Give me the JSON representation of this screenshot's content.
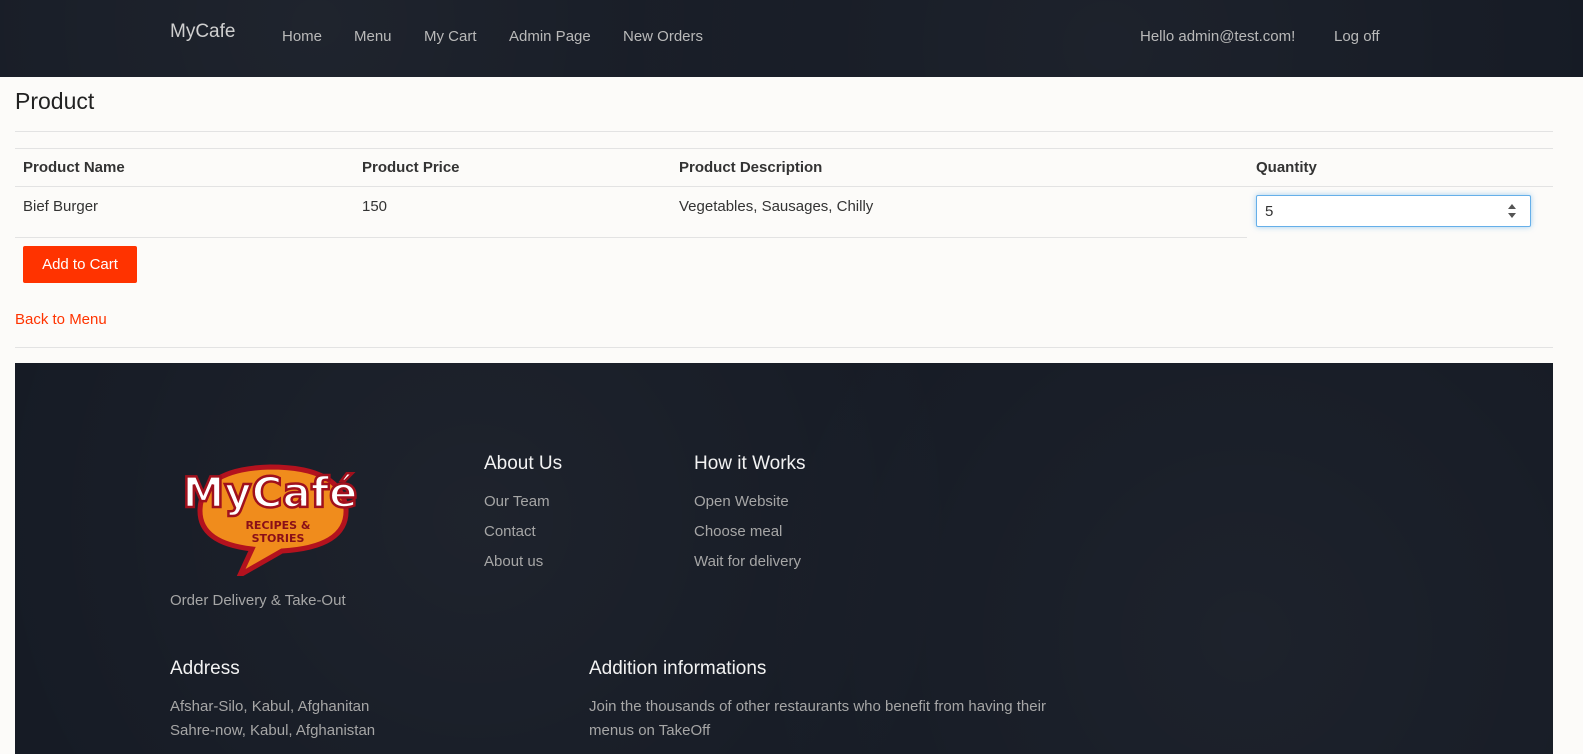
{
  "navbar": {
    "brand": "MyCafe",
    "links": [
      "Home",
      "Menu",
      "My Cart",
      "Admin Page",
      "New Orders"
    ],
    "greeting": "Hello admin@test.com!",
    "logoff": "Log off"
  },
  "page": {
    "title": "Product",
    "table": {
      "headers": [
        "Product Name",
        "Product Price",
        "Product Description",
        "Quantity"
      ],
      "row": {
        "name": "Bief Burger",
        "price": "150",
        "description": "Vegetables, Sausages, Chilly",
        "quantity": "5"
      }
    },
    "add_button": "Add to Cart",
    "back_link": "Back to Menu"
  },
  "footer": {
    "logo_title": "MyCafé",
    "logo_sub_line1": "RECIPES &",
    "logo_sub_line2": "STORIES",
    "tagline": "Order Delivery & Take-Out",
    "about": {
      "title": "About Us",
      "links": [
        "Our Team",
        "Contact",
        "About us"
      ]
    },
    "how": {
      "title": "How it Works",
      "links": [
        "Open Website",
        "Choose meal",
        "Wait for delivery"
      ]
    },
    "address": {
      "title": "Address",
      "lines": [
        "Afshar-Silo, Kabul, Afghanitan",
        "Sahre-now, Kabul, Afghanistan"
      ]
    },
    "additional": {
      "title": "Addition informations",
      "lines": [
        "Join the thousands of other restaurants who benefit from having their",
        "menus on TakeOff"
      ]
    }
  },
  "colors": {
    "accent": "#ff3300",
    "navbar_bg": "#161b25",
    "page_bg": "#fcfbf9"
  }
}
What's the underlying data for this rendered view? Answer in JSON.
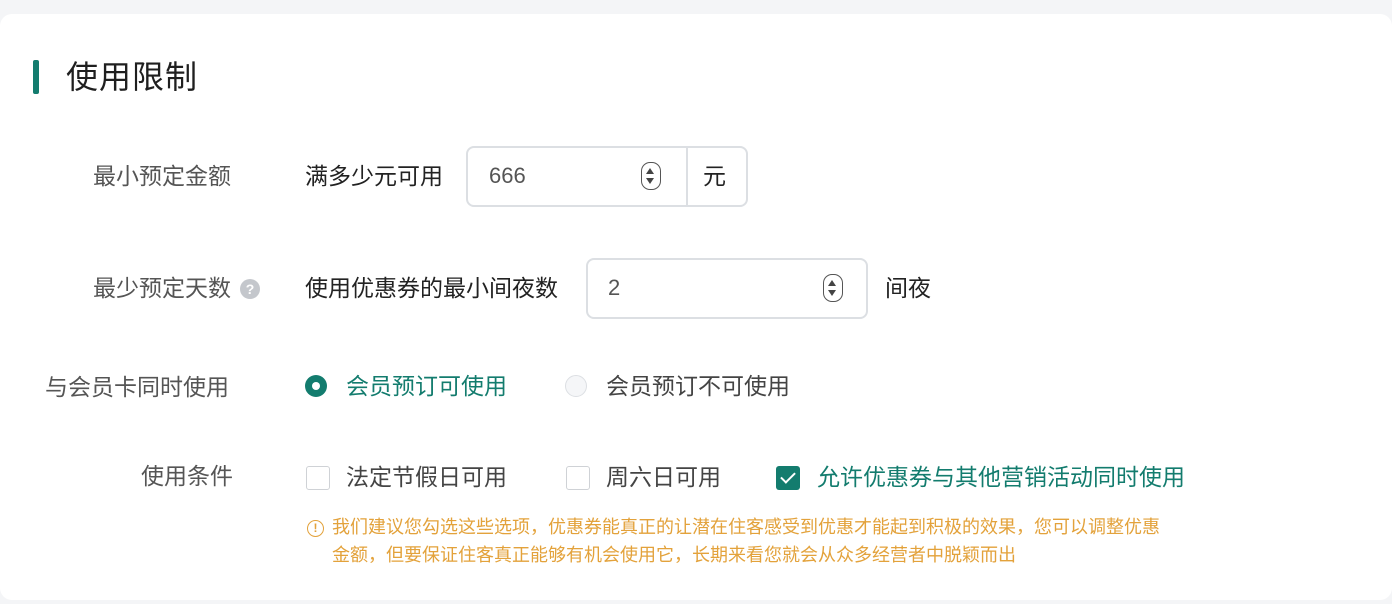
{
  "section": {
    "title": "使用限制"
  },
  "min_amount": {
    "label": "最小预定金额",
    "prefix": "满多少元可用",
    "value": "666",
    "unit": "元"
  },
  "min_nights": {
    "label": "最少预定天数",
    "prefix": "使用优惠券的最小间夜数",
    "value": "2",
    "unit": "间夜"
  },
  "member_card": {
    "label": "与会员卡同时使用",
    "options": [
      {
        "label": "会员预订可使用",
        "selected": true
      },
      {
        "label": "会员预订不可使用",
        "selected": false
      }
    ]
  },
  "conditions": {
    "label": "使用条件",
    "options": [
      {
        "label": "法定节假日可用",
        "checked": false
      },
      {
        "label": "周六日可用",
        "checked": false
      },
      {
        "label": "允许优惠券与其他营销活动同时使用",
        "checked": true
      }
    ]
  },
  "tip": {
    "line1": "我们建议您勾选这些选项，优惠券能真正的让潜在住客感受到优惠才能起到积极的效果，您可以调整优惠",
    "line2": "金额，但要保证住客真正能够有机会使用它，长期来看您就会从众多经营者中脱颖而出"
  },
  "colors": {
    "accent": "#137c6e",
    "warning": "#e3a23b"
  }
}
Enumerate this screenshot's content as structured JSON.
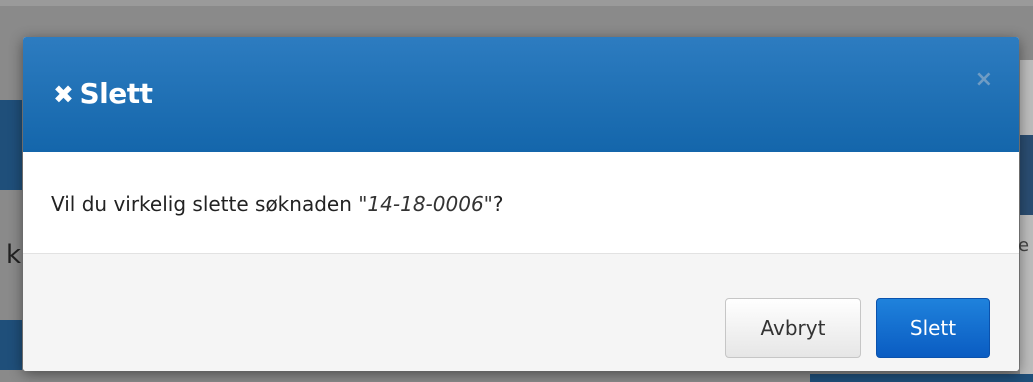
{
  "dialog": {
    "title": "Slett",
    "close_symbol": "×",
    "message_prefix": "Vil du virkelig slette søknaden ",
    "item_name": "\"14-18-0006\"",
    "message_suffix": "?",
    "cancel_label": "Avbryt",
    "delete_label": "Slett"
  },
  "background": {
    "left_glyph": "k",
    "right_glyph": "e"
  },
  "icons": {
    "title_icon": "close-icon",
    "close_button_icon": "close-icon"
  },
  "colors": {
    "header_blue": "#1a6db4",
    "primary_button": "#0a5cc2",
    "footer_bg": "#f5f5f5"
  }
}
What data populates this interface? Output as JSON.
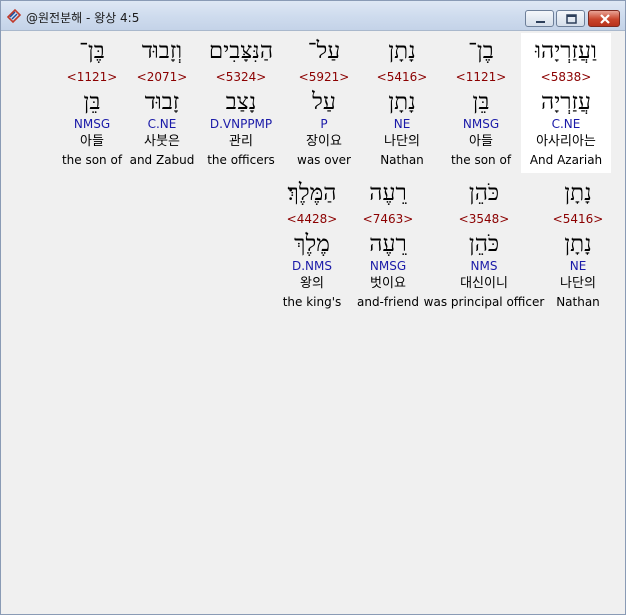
{
  "window": {
    "title": "@원전분해 - 왕상 4:5",
    "minimize_label": "minimize-icon",
    "maximize_label": "maximize-icon",
    "close_label": "close-icon"
  },
  "colors": {
    "strong_number": "#8b0000",
    "parsing": "#1a1aa8",
    "selected_bg": "#ffffff"
  },
  "words": [
    {
      "hebrew": "וַעֲזַרְיָהוּ",
      "strong": "<5838>",
      "lemma": "עֲזַרְיָה",
      "parsing": "C.NE",
      "korean": "아사리아는",
      "english": "And Azariah",
      "selected": true
    },
    {
      "hebrew": "בֶן־",
      "strong": "<1121>",
      "lemma": "בֵּן",
      "parsing": "NMSG",
      "korean": "아들",
      "english": "the son of",
      "selected": false
    },
    {
      "hebrew": "נָתָן",
      "strong": "<5416>",
      "lemma": "נָתָן",
      "parsing": "NE",
      "korean": "나단의",
      "english": "Nathan",
      "selected": false
    },
    {
      "hebrew": "עַל־",
      "strong": "<5921>",
      "lemma": "עַל",
      "parsing": "P",
      "korean": "장이요",
      "english": "was over",
      "selected": false
    },
    {
      "hebrew": "הַנִּצָּבִים",
      "strong": "<5324>",
      "lemma": "נָצַב",
      "parsing": "D.VNPPMP",
      "korean": "관리",
      "english": "the officers",
      "selected": false
    },
    {
      "hebrew": "וְזָבוּד",
      "strong": "<2071>",
      "lemma": "זָבוּד",
      "parsing": "C.NE",
      "korean": "사붓은",
      "english": "and Zabud",
      "selected": false
    },
    {
      "hebrew": "בֶּן־",
      "strong": "<1121>",
      "lemma": "בֵּן",
      "parsing": "NMSG",
      "korean": "아들",
      "english": "the son of",
      "selected": false
    },
    {
      "hebrew": "נָתָן",
      "strong": "<5416>",
      "lemma": "נָתָן",
      "parsing": "NE",
      "korean": "나단의",
      "english": "Nathan",
      "selected": false
    },
    {
      "hebrew": "כֹּהֵן",
      "strong": "<3548>",
      "lemma": "כֹּהֵן",
      "parsing": "NMS",
      "korean": "대신이니",
      "english": "was principal officer",
      "selected": false
    },
    {
      "hebrew": "רֵעֶה",
      "strong": "<7463>",
      "lemma": "רֵעֶה",
      "parsing": "NMSG",
      "korean": "벗이요",
      "english": "and-friend",
      "selected": false
    },
    {
      "hebrew": "הַמֶּלֶךְ׃",
      "strong": "<4428>",
      "lemma": "מֶלֶךְ",
      "parsing": "D.NMS",
      "korean": "왕의",
      "english": "the king's",
      "selected": false
    }
  ]
}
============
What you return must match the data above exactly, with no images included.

Give me the JSON representation of this screenshot's content.
{
  "navbar": {
    "brand": "MyCafe",
    "links": [
      "Home",
      "Menu",
      "My Cart",
      "Admin Page",
      "New Orders"
    ],
    "greeting": "Hello admin@test.com!",
    "logoff": "Log off"
  },
  "page": {
    "title": "Product",
    "table": {
      "headers": [
        "Product Name",
        "Product Price",
        "Product Description",
        "Quantity"
      ],
      "row": {
        "name": "Bief Burger",
        "price": "150",
        "description": "Vegetables, Sausages, Chilly",
        "quantity": "5"
      }
    },
    "add_button": "Add to Cart",
    "back_link": "Back to Menu"
  },
  "footer": {
    "logo_title": "MyCafé",
    "logo_sub_line1": "RECIPES &",
    "logo_sub_line2": "STORIES",
    "tagline": "Order Delivery & Take-Out",
    "about": {
      "title": "About Us",
      "links": [
        "Our Team",
        "Contact",
        "About us"
      ]
    },
    "how": {
      "title": "How it Works",
      "links": [
        "Open Website",
        "Choose meal",
        "Wait for delivery"
      ]
    },
    "address": {
      "title": "Address",
      "lines": [
        "Afshar-Silo, Kabul, Afghanitan",
        "Sahre-now, Kabul, Afghanistan"
      ]
    },
    "additional": {
      "title": "Addition informations",
      "lines": [
        "Join the thousands of other restaurants who benefit from having their",
        "menus on TakeOff"
      ]
    }
  },
  "colors": {
    "accent": "#ff3300",
    "navbar_bg": "#161b25",
    "page_bg": "#fcfbf9"
  }
}
What's the underlying data for this rendered view? Answer in JSON.
{
  "section": {
    "title": "使用限制"
  },
  "min_amount": {
    "label": "最小预定金额",
    "prefix": "满多少元可用",
    "value": "666",
    "unit": "元"
  },
  "min_nights": {
    "label": "最少预定天数",
    "prefix": "使用优惠券的最小间夜数",
    "value": "2",
    "unit": "间夜"
  },
  "member_card": {
    "label": "与会员卡同时使用",
    "options": [
      {
        "label": "会员预订可使用",
        "selected": true
      },
      {
        "label": "会员预订不可使用",
        "selected": false
      }
    ]
  },
  "conditions": {
    "label": "使用条件",
    "options": [
      {
        "label": "法定节假日可用",
        "checked": false
      },
      {
        "label": "周六日可用",
        "checked": false
      },
      {
        "label": "允许优惠券与其他营销活动同时使用",
        "checked": true
      }
    ]
  },
  "tip": {
    "line1": "我们建议您勾选这些选项，优惠券能真正的让潜在住客感受到优惠才能起到积极的效果，您可以调整优惠",
    "line2": "金额，但要保证住客真正能够有机会使用它，长期来看您就会从众多经营者中脱颖而出"
  },
  "colors": {
    "accent": "#137c6e",
    "warning": "#e3a23b"
  }
}
Enumerate this screenshot's content as structured JSON.
{
  "dialog": {
    "title": "Slett",
    "close_symbol": "×",
    "message_prefix": "Vil du virkelig slette søknaden ",
    "item_name": "\"14-18-0006\"",
    "message_suffix": "?",
    "cancel_label": "Avbryt",
    "delete_label": "Slett"
  },
  "background": {
    "left_glyph": "k",
    "right_glyph": "e"
  },
  "icons": {
    "title_icon": "close-icon",
    "close_button_icon": "close-icon"
  },
  "colors": {
    "header_blue": "#1a6db4",
    "primary_button": "#0a5cc2",
    "footer_bg": "#f5f5f5"
  }
}
What data populates this interface? Output as JSON.
{
  "window": {
    "title": "@원전분해 - 왕상 4:5",
    "minimize_label": "minimize-icon",
    "maximize_label": "maximize-icon",
    "close_label": "close-icon"
  },
  "colors": {
    "strong_number": "#8b0000",
    "parsing": "#1a1aa8",
    "selected_bg": "#ffffff"
  },
  "words": [
    {
      "hebrew": "וַעֲזַרְיָהוּ",
      "strong": "<5838>",
      "lemma": "עֲזַרְיָה",
      "parsing": "C.NE",
      "korean": "아사리아는",
      "english": "And Azariah",
      "selected": true
    },
    {
      "hebrew": "בֶן־",
      "strong": "<1121>",
      "lemma": "בֵּן",
      "parsing": "NMSG",
      "korean": "아들",
      "english": "the son of",
      "selected": false
    },
    {
      "hebrew": "נָתָן",
      "strong": "<5416>",
      "lemma": "נָתָן",
      "parsing": "NE",
      "korean": "나단의",
      "english": "Nathan",
      "selected": false
    },
    {
      "hebrew": "עַל־",
      "strong": "<5921>",
      "lemma": "עַל",
      "parsing": "P",
      "korean": "장이요",
      "english": "was over",
      "selected": false
    },
    {
      "hebrew": "הַנִּצָּבִים",
      "strong": "<5324>",
      "lemma": "נָצַב",
      "parsing": "D.VNPPMP",
      "korean": "관리",
      "english": "the officers",
      "selected": false
    },
    {
      "hebrew": "וְזָבוּד",
      "strong": "<2071>",
      "lemma": "זָבוּד",
      "parsing": "C.NE",
      "korean": "사붓은",
      "english": "and Zabud",
      "selected": false
    },
    {
      "hebrew": "בֶּן־",
      "strong": "<1121>",
      "lemma": "בֵּן",
      "parsing": "NMSG",
      "korean": "아들",
      "english": "the son of",
      "selected": false
    },
    {
      "hebrew": "נָתָן",
      "strong": "<5416>",
      "lemma": "נָתָן",
      "parsing": "NE",
      "korean": "나단의",
      "english": "Nathan",
      "selected": false
    },
    {
      "hebrew": "כֹּהֵן",
      "strong": "<3548>",
      "lemma": "כֹּהֵן",
      "parsing": "NMS",
      "korean": "대신이니",
      "english": "was principal officer",
      "selected": false
    },
    {
      "hebrew": "רֵעֶה",
      "strong": "<7463>",
      "lemma": "רֵעֶה",
      "parsing": "NMSG",
      "korean": "벗이요",
      "english": "and-friend",
      "selected": false
    },
    {
      "hebrew": "הַמֶּלֶךְ׃",
      "strong": "<4428>",
      "lemma": "מֶלֶךְ",
      "parsing": "D.NMS",
      "korean": "왕의",
      "english": "the king's",
      "selected": false
    }
  ]
}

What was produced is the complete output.